I do have to say I like the notion of having real-world teens ending up embodying video game characters with different body types (and in one instance, genders), and the filmmakers go out of their way to milk everything they can from the premise. After the four teens all end up in school detention for a variety of reasons, the kids literally get sucked into the game and suddenly find themselves in a jungle setting where they don't recognize each other or themselves.

Scrawny, video game teen Spencer Gilpin (Alex Wolff) ends up in the physically imposing body of Dr. Smolder Bravestone (Dwayne Johnson), while the opposite happens to big football player "Fridge" Johnson (Ser'Darius Blain) who ends up as the short, slow and not particularly strong Moose Finbar (Kevin Hart). Education nerd Martha Kaply (Morgan Turner) who hates gym finds herself as the kick-butt heroine Ruby Roundhouse, while primping, social media using Bethany Walker (Madison Iseman) is shocked to find herself as a middle-aged, overweight male zoologist (Jack Black).

Accordingly, the nerd is shocked to find himself with rippling muscles, the jock isn't pleased to discover his physical on-field prowess is now MIA, the mousy student is amazed by her ability to execute a perfectly timed roundhouse kick, and the popular beauty must contend with a vastly different body type. The humor for her/him is that the teen girl discovers she now has a penis and is amazed by all things related to that.
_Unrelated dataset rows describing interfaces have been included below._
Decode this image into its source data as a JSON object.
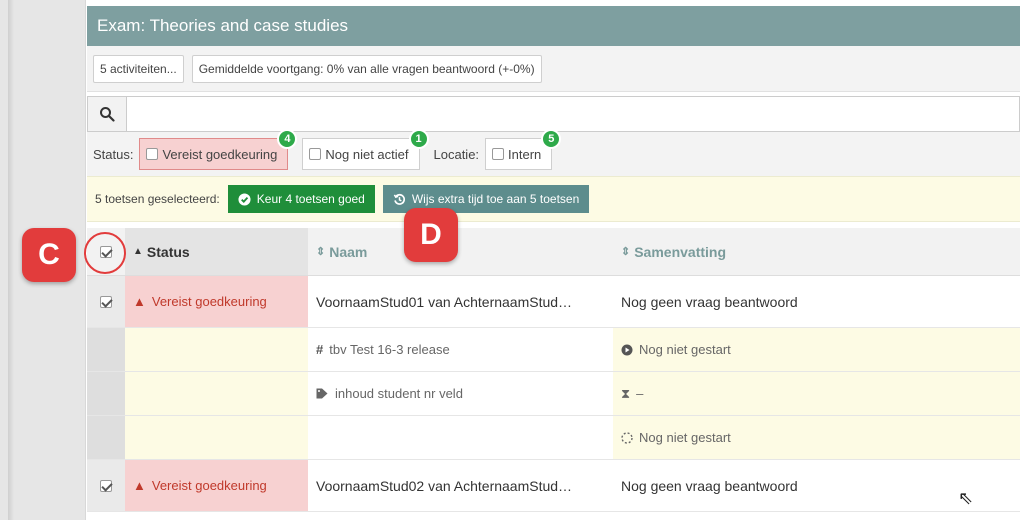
{
  "title": "Exam: Theories and case studies",
  "info": {
    "activities": "5 activiteiten...",
    "progress": "Gemiddelde voortgang: 0% van alle vragen beantwoord (+-0%)"
  },
  "search": {
    "placeholder": "",
    "value": ""
  },
  "filters": {
    "status_label": "Status:",
    "status_options": [
      {
        "label": "Vereist goedkeuring",
        "count": "4"
      },
      {
        "label": "Nog niet actief",
        "count": "1"
      }
    ],
    "location_label": "Locatie:",
    "location_options": [
      {
        "label": "Intern",
        "count": "5"
      }
    ]
  },
  "actions": {
    "selected_text": "5 toetsen geselecteerd:",
    "approve": "Keur 4 toetsen goed",
    "extra_time": "Wijs extra tijd toe aan 5 toetsen"
  },
  "table": {
    "headers": {
      "status": "Status",
      "naam": "Naam",
      "samenvatting": "Samenvatting"
    },
    "rows": [
      {
        "status": "Vereist goedkeuring",
        "naam": "VoornaamStud01 van AchternaamStud…",
        "samenvatting": "Nog geen vraag beantwoord",
        "details": [
          {
            "naam": "tbv Test 16-3 release",
            "samenvatting": "Nog niet gestart"
          },
          {
            "naam": "inhoud student nr veld",
            "samenvatting": "–"
          },
          {
            "naam": "",
            "samenvatting": "Nog niet gestart"
          }
        ]
      },
      {
        "status": "Vereist goedkeuring",
        "naam": "VoornaamStud02 van AchternaamStud…",
        "samenvatting": "Nog geen vraag beantwoord"
      }
    ]
  },
  "callouts": {
    "c": "C",
    "d": "D"
  },
  "colors": {
    "header": "#7e9fa0",
    "approve_green": "#1f8e3a",
    "badge_green": "#2eaa4a",
    "warn_red": "#c0392b",
    "callout_red": "#e23c3c"
  },
  "icons": {
    "search": "search-icon",
    "check_circle": "check-circle-icon",
    "history": "history-icon",
    "warning": "warning-icon",
    "hash": "hash-icon",
    "tag": "tag-icon",
    "play_circle": "play-circle-icon",
    "hourglass": "hourglass-icon",
    "spinner": "spinner-icon",
    "sort": "sort-icon"
  }
}
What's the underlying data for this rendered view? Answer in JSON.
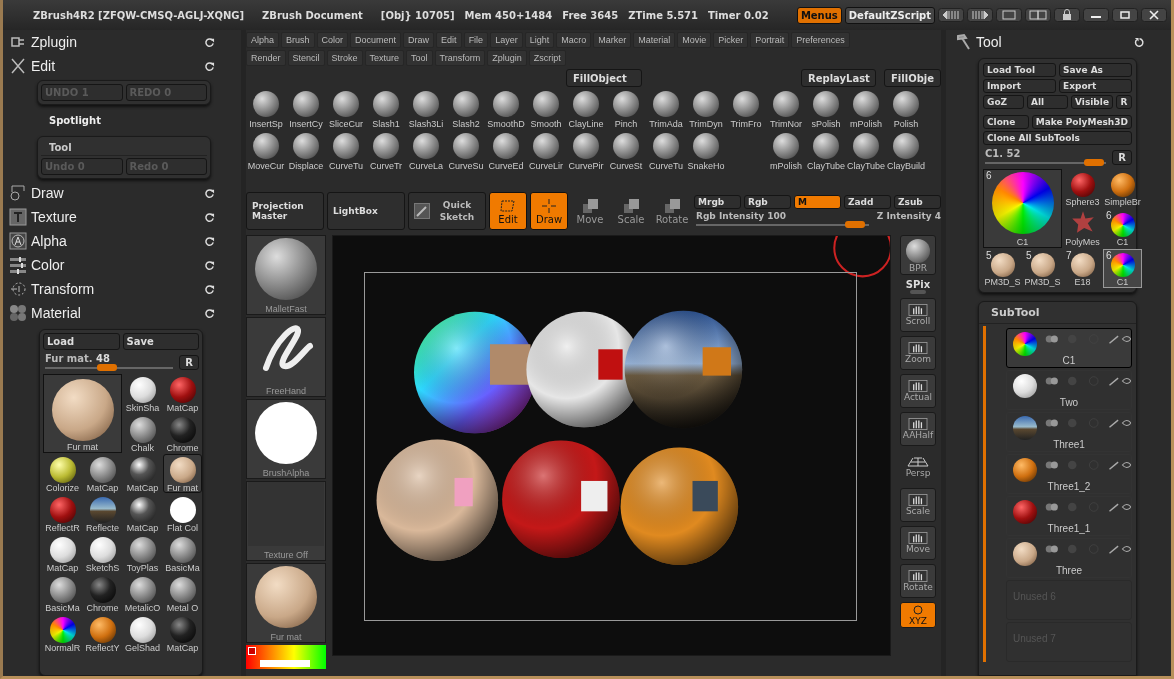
{
  "title_bar": {
    "app_title": "ZBrush4R2 [ZFQW-CMSQ-AGLJ-XQNG]",
    "document": "ZBrush Document",
    "stats": [
      "[Obj} 10705]",
      "Mem 450+1484",
      "Free 3645",
      "ZTime 5.571",
      "Timer 0.02"
    ],
    "buttons": [
      {
        "label": "Menus",
        "selected": true
      },
      {
        "label": "DefaultZScript",
        "selected": false
      }
    ]
  },
  "menu_rows": [
    [
      "Alpha",
      "Brush",
      "Color",
      "Document",
      "Draw",
      "Edit",
      "File",
      "Layer",
      "Light",
      "Macro",
      "Marker",
      "Material",
      "Movie",
      "Picker",
      "Portrait",
      "Preferences"
    ],
    [
      "Render",
      "Stencil",
      "Stroke",
      "Texture",
      "Tool",
      "Transform",
      "Zplugin",
      "Zscript"
    ]
  ],
  "left_panel": {
    "zplugin": "Zplugin",
    "edit": {
      "title": "Edit",
      "buttons": [
        {
          "label": "UNDO 1",
          "disabled": true
        },
        {
          "label": "REDO 0",
          "disabled": true
        }
      ]
    },
    "spotlight": "Spotlight",
    "tool_history": {
      "title": "Tool",
      "buttons": [
        {
          "label": "Undo 0",
          "disabled": true
        },
        {
          "label": "Redo 0",
          "disabled": true
        }
      ]
    },
    "palettes": [
      "Draw",
      "Texture",
      "Alpha",
      "Color",
      "Transform",
      "Material"
    ],
    "material": {
      "load": "Load",
      "save": "Save",
      "slider": {
        "label": "Fur mat.",
        "value": "48",
        "level": 0.48
      },
      "reset": "R",
      "current": "Fur mat",
      "items": [
        {
          "label": "SkinSha",
          "selected": false
        },
        {
          "label": "MatCap",
          "selected": false
        },
        {
          "label": "Chalk",
          "selected": false
        },
        {
          "label": "Chrome",
          "selected": false
        },
        {
          "label": "Colorize",
          "selected": false
        },
        {
          "label": "MatCap",
          "selected": false
        },
        {
          "label": "MatCap",
          "selected": false
        },
        {
          "label": "Fur mat",
          "selected": true
        },
        {
          "label": "ReflectR",
          "selected": false
        },
        {
          "label": "Reflecte",
          "selected": false
        },
        {
          "label": "MatCap",
          "selected": false
        },
        {
          "label": "Flat Col",
          "selected": false
        },
        {
          "label": "MatCap",
          "selected": false
        },
        {
          "label": "SketchS",
          "selected": false
        },
        {
          "label": "ToyPlas",
          "selected": false
        },
        {
          "label": "BasicMa",
          "selected": false
        },
        {
          "label": "BasicMa",
          "selected": false
        },
        {
          "label": "Chrome",
          "selected": false
        },
        {
          "label": "MetalicO",
          "selected": false
        },
        {
          "label": "Metal O",
          "selected": false
        },
        {
          "label": "NormalR",
          "selected": false
        },
        {
          "label": "ReflectY",
          "selected": false
        },
        {
          "label": "GelShad",
          "selected": false
        },
        {
          "label": "MatCap",
          "selected": false
        }
      ]
    }
  },
  "quick_buttons": [
    "FillObject",
    "ReplayLast",
    "FillObje"
  ],
  "brush_rows": [
    [
      "InsertSp",
      "InsertCy",
      "SliceCur",
      "Slash1",
      "Slash3Li",
      "Slash2",
      "SmoothD",
      "Smooth",
      "ClayLine",
      "Pinch",
      "TrimAda",
      "TrimDyn",
      "TrimFro",
      "TrimNor",
      "sPolish",
      "mPolish",
      "Polish"
    ],
    [
      "MoveCur",
      "Displace",
      "CurveTu",
      "CurveTr",
      "CurveLa",
      "CurveSu",
      "CurveEd",
      "CurveLir",
      "CurvePir",
      "CurveSt",
      "CurveTu",
      "SnakeHo",
      "",
      "mPolish",
      "ClayTube",
      "ClayTube",
      "ClayBuild"
    ]
  ],
  "toolbar": {
    "modes": [
      "Projection Master",
      "LightBox",
      "Quick Sketch"
    ],
    "transform": [
      {
        "label": "Edit",
        "on": true
      },
      {
        "label": "Draw",
        "on": true
      },
      {
        "label": "Move",
        "on": false
      },
      {
        "label": "Scale",
        "on": false
      },
      {
        "label": "Rotate",
        "on": false
      }
    ],
    "color_modes": [
      {
        "label": "Mrgb",
        "selected": false
      },
      {
        "label": "Rgb",
        "selected": false
      },
      {
        "label": "M",
        "selected": true
      },
      {
        "label": "Zadd",
        "selected": false
      },
      {
        "label": "Zsub",
        "selected": false
      }
    ],
    "rgb_intensity": {
      "label": "Rgb Intensity",
      "value": "100",
      "level": 0.92
    },
    "z_intensity": "Z Intensity 4"
  },
  "tray": [
    "MalletFast",
    "FreeHand",
    "BrushAlpha",
    "Texture Off",
    "Fur mat"
  ],
  "shelf": [
    {
      "label": "BPR",
      "active": false
    },
    {
      "label": "SPix",
      "active": false
    },
    {
      "label": "Scroll",
      "active": false
    },
    {
      "label": "Zoom",
      "active": false
    },
    {
      "label": "Actual",
      "active": false
    },
    {
      "label": "AAHalf",
      "active": false
    },
    {
      "label": "Persp",
      "active": false
    },
    {
      "label": "Scale",
      "active": false
    },
    {
      "label": "Move",
      "active": false
    },
    {
      "label": "Rotate",
      "active": false
    },
    {
      "label": "XYZ",
      "active": true
    }
  ],
  "tool_panel": {
    "title": "Tool",
    "buttons": [
      [
        "Load Tool",
        "Save As"
      ],
      [
        "Import",
        "Export"
      ],
      [
        "GoZ",
        "All",
        "Visible",
        "R"
      ],
      [
        "Clone",
        "Make PolyMesh3D"
      ],
      [
        "Clone All SubTools"
      ]
    ],
    "slider": {
      "label": "C1. 52",
      "level": 0.9
    },
    "reset": "R",
    "tools": [
      {
        "label": "C1",
        "count": "6",
        "selected": false
      },
      {
        "label": "Sphere3",
        "selected": false
      },
      {
        "label": "SimpleBr",
        "selected": false
      },
      {
        "label": "PolyMes",
        "selected": false
      },
      {
        "label": "C1",
        "count": "6",
        "selected": false
      },
      {
        "label": "PM3D_S",
        "count": "5",
        "selected": false
      },
      {
        "label": "PM3D_S",
        "count": "5",
        "selected": false
      },
      {
        "label": "E18",
        "count": "7",
        "selected": false
      },
      {
        "label": "C1",
        "count": "6",
        "selected": true
      }
    ]
  },
  "subtool": {
    "title": "SubTool",
    "items": [
      {
        "label": "C1",
        "selected": true
      },
      {
        "label": "Two",
        "selected": false
      },
      {
        "label": "Three1",
        "selected": false
      },
      {
        "label": "Three1_2",
        "selected": false
      },
      {
        "label": "Three1_1",
        "selected": false
      },
      {
        "label": "Three",
        "selected": false
      }
    ],
    "unused": [
      "Unused 6",
      "Unused 7"
    ]
  }
}
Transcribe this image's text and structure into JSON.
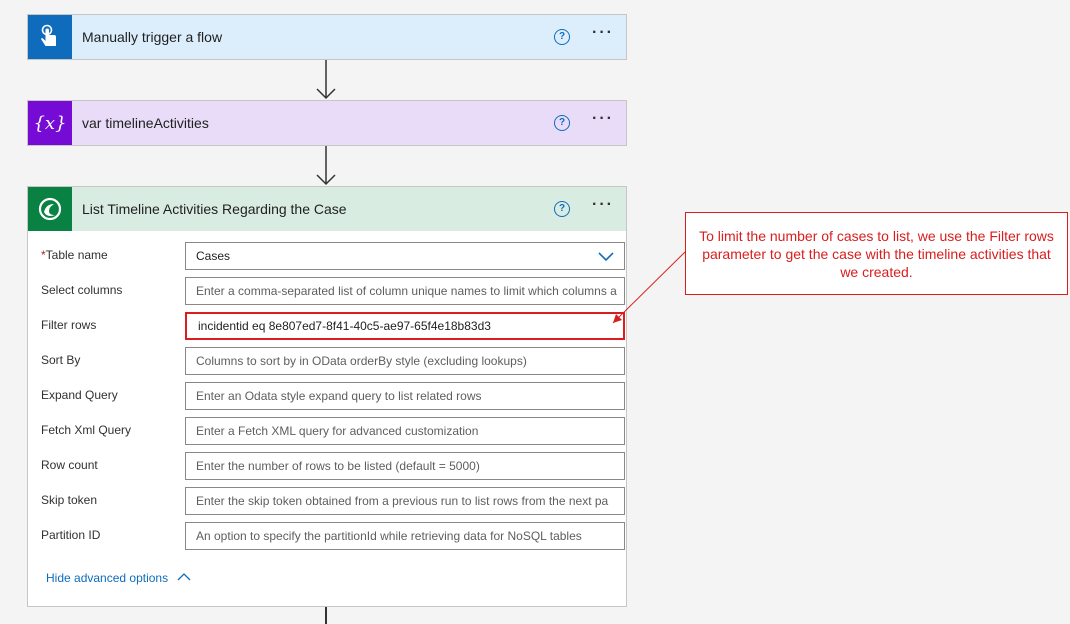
{
  "steps": [
    {
      "title": "Manually trigger a flow",
      "icon": "touch-icon",
      "color": "#0f6cbd",
      "bg": "#dceefc"
    },
    {
      "title": "var timelineActivities",
      "icon": "variable-icon",
      "color": "#770bd6",
      "bg": "#e9dcf8"
    },
    {
      "title": "List Timeline Activities Regarding the Case",
      "icon": "dataverse-icon",
      "color": "#088142",
      "bg": "#d9ece2"
    }
  ],
  "help_label": "?",
  "more_label": "···",
  "form": {
    "required_marker": "*",
    "fields": [
      {
        "label": "Table name",
        "value": "Cases",
        "kind": "select"
      },
      {
        "label": "Select columns",
        "placeholder": "Enter a comma-separated list of column unique names to limit which columns a"
      },
      {
        "label": "Filter rows",
        "value": "incidentid eq 8e807ed7-8f41-40c5-ae97-65f4e18b83d3"
      },
      {
        "label": "Sort By",
        "placeholder": "Columns to sort by in OData orderBy style (excluding lookups)"
      },
      {
        "label": "Expand Query",
        "placeholder": "Enter an Odata style expand query to list related rows"
      },
      {
        "label": "Fetch Xml Query",
        "placeholder": "Enter a Fetch XML query for advanced customization"
      },
      {
        "label": "Row count",
        "placeholder": "Enter the number of rows to be listed (default = 5000)"
      },
      {
        "label": "Skip token",
        "placeholder": "Enter the skip token obtained from a previous run to list rows from the next pa"
      },
      {
        "label": "Partition ID",
        "placeholder": "An option to specify the partitionId while retrieving data for NoSQL tables"
      }
    ],
    "hide_advanced_label": "Hide advanced options"
  },
  "callout": {
    "text": "To limit the number of cases to list, we use the Filter rows parameter to get the case with the timeline activities that we created.",
    "color": "#d81e1e"
  }
}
I'm not sure why the filmmakers didn't have one of the guy characters go the opposite gender route as well (unless they were uncomfortable with the notion of a guy being inside a woman's body and becoming fixated on body parts he's long wondered and fantasized about).

Of course, one can only go so far with any of that material, and once those jokes have pretty much been used up, the main plot has to kick in. And that's where the film ultimately disappoints. Sure, there are still some occasional funny moments and some decent stunts (including a sideways helicopter catch), but with the sky no longer being the limit, it's surprising that the game parameters -- including the villain - and related character efforts to win didn't show greater levels of creativity.

Each character is afforded three lives, but none of the individual demises is as fun as what occurred in the time looping Tom Cruise sci-fi pic "Edge of Tomorrow." And the same holds true for efforts to move from one level to the next, only to have to repeat everything to get back to the last advancement (another thing "EoT" excelled at). And Bobby Cannavale's video game character villain is so blandly one-dimensional that he could have been jettisoned and I don't think anyone would noticed, let alone cared. Fans of The Jonas Brothers might enjoy seeing the arrival of Nick Jonas in the second half, but his character doesn't really add much to the proceedings either.

So, as a body-switching flick (the kind Hollywood used to make -- wait, shhh, I didn't say that as it now means those reboots are likely headed our way), the pic offers some decently inspired moments, especially with The Rock and Hart teamed together once again (after "Central Intelligence" last year) and having decent comedic antagonistic chemistry together. But the rest of the film feels like the sort of video game you might begin playing, quickly grow bored by it, and never return to it.

Sort of like I did with the original "Jumanji" film way back when and how I'll likely treat this reboot going forward. In dire need of a better story inside the video game, "Jumanji: Welcome to the Jungle" tries to spice things up during the end credit roll with the old Guns N' Roses song, but by then "game over" has already long occurred. The film rates as a 4 out of 10.

Reviewed December 8, 2017 / Posted December 20, 2017

Privacy Statement and Terms of Use and Disclaimer
By entering this site you acknowledge to having read and agreed to the above conditions.

All Rights Reserved,
©1996-2023 Screen It, Inc.